The United States Supreme Court has cautioned that "[l]ike other sanctions, attorney's fees certainly should not be assessed lightly or without fair notice and an opportunity for a hearing on the record." Roadway Express, Inc. v. Piper, 447 U.S. 752, 767, 100 S.Ct. 2455, 2464, 65 L.Ed.2d 488 (1980). In his responding papers, Hirschfeld put the Board of Elections on clear notice that attorney's fees were being sought: "The motion should be denied, and costs, including attorneys' fees, should be assessed against defendants in light of the failure to comply with Rule 8 of the Federal Rules of Appellate Procedure and in light of the absence of any excuse for the delay in seeking the relief herein." Judge Winter made clear at the start of oral argument that sanctions would be imposed against the Board of Elections. Questioning from the bench was primarily directed at ascertaining who was responsible for bringing the motions, why Rule 8 had been ignored and why the motions were brought a week before the General Election. No satisfactory reason was offered for the violation of Rule 8 or for the delay in filing the motions. Counsel for the Board of Elections, in response to a direct question, conceded that he had been "ordered" by the Board to seek the stay. At the conclusion of oral argument, counsel for the Board of Elections was asked if he had anything else to add, to which he responded in the negative. Thus, the notice and hearing requirement of Roadway Express has been satisfied.
We impose double costs and attorney's fees of $500 on defendant-appellant Board of Elections.
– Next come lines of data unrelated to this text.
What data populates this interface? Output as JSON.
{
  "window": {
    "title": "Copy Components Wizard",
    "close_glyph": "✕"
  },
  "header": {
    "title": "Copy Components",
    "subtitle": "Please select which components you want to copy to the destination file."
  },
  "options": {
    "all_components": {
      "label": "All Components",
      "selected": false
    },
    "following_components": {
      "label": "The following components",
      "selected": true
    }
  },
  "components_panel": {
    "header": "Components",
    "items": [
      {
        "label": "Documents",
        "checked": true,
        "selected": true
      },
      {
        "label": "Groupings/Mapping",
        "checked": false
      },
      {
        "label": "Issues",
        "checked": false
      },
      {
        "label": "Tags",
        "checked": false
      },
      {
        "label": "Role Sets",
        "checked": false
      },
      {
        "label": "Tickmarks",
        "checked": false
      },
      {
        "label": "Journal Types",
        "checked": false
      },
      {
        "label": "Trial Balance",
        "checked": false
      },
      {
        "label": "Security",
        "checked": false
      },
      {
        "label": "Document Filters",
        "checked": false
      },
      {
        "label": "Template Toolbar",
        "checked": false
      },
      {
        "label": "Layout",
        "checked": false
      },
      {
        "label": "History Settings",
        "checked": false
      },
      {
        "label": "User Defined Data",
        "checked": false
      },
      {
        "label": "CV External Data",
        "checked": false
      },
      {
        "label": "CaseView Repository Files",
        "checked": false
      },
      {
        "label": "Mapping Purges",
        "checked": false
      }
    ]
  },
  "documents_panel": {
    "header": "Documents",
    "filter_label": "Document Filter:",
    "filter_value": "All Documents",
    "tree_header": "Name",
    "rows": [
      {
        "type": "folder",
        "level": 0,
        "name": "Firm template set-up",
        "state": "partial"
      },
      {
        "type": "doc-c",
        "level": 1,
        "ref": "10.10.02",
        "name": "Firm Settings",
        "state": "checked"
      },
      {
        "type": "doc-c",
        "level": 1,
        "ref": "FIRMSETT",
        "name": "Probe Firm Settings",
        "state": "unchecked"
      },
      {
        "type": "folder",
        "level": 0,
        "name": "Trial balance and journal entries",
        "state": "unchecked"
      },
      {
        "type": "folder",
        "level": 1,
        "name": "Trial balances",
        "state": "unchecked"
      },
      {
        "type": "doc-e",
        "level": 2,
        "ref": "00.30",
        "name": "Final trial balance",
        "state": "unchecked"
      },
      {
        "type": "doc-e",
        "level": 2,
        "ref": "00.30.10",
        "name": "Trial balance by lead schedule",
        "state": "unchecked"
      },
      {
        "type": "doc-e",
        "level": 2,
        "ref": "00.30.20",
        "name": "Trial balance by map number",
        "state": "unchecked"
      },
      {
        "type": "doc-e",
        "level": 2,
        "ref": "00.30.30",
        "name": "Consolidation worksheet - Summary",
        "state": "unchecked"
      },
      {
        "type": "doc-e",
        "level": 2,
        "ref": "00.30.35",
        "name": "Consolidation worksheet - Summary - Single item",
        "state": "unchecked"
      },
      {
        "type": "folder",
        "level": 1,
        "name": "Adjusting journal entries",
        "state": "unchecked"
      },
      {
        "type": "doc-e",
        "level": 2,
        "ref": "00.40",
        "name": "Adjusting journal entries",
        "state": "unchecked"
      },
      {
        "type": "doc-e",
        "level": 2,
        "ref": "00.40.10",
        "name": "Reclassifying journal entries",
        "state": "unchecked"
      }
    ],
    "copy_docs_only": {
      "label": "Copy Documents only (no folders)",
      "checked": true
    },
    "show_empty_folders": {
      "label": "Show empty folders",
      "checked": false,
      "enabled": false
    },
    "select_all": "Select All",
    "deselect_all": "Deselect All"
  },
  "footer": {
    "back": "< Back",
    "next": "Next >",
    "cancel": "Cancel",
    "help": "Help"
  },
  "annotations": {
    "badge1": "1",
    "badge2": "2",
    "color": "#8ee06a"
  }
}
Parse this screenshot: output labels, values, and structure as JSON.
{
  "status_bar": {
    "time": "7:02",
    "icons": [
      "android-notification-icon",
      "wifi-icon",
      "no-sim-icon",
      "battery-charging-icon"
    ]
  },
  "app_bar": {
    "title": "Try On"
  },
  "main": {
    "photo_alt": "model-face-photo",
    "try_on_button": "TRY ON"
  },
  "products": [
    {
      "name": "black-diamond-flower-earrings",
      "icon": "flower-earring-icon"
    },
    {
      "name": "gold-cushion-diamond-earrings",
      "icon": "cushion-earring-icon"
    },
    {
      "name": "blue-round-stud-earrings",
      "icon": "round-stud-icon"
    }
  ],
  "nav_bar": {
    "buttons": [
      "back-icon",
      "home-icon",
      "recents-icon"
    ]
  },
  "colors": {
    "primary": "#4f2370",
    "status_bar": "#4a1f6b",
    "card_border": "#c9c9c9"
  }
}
Given that the Board of Elections' appellate counsel was instructed by the Board to bring these motions, the sanctions should be paid by the client, the Board of Elections.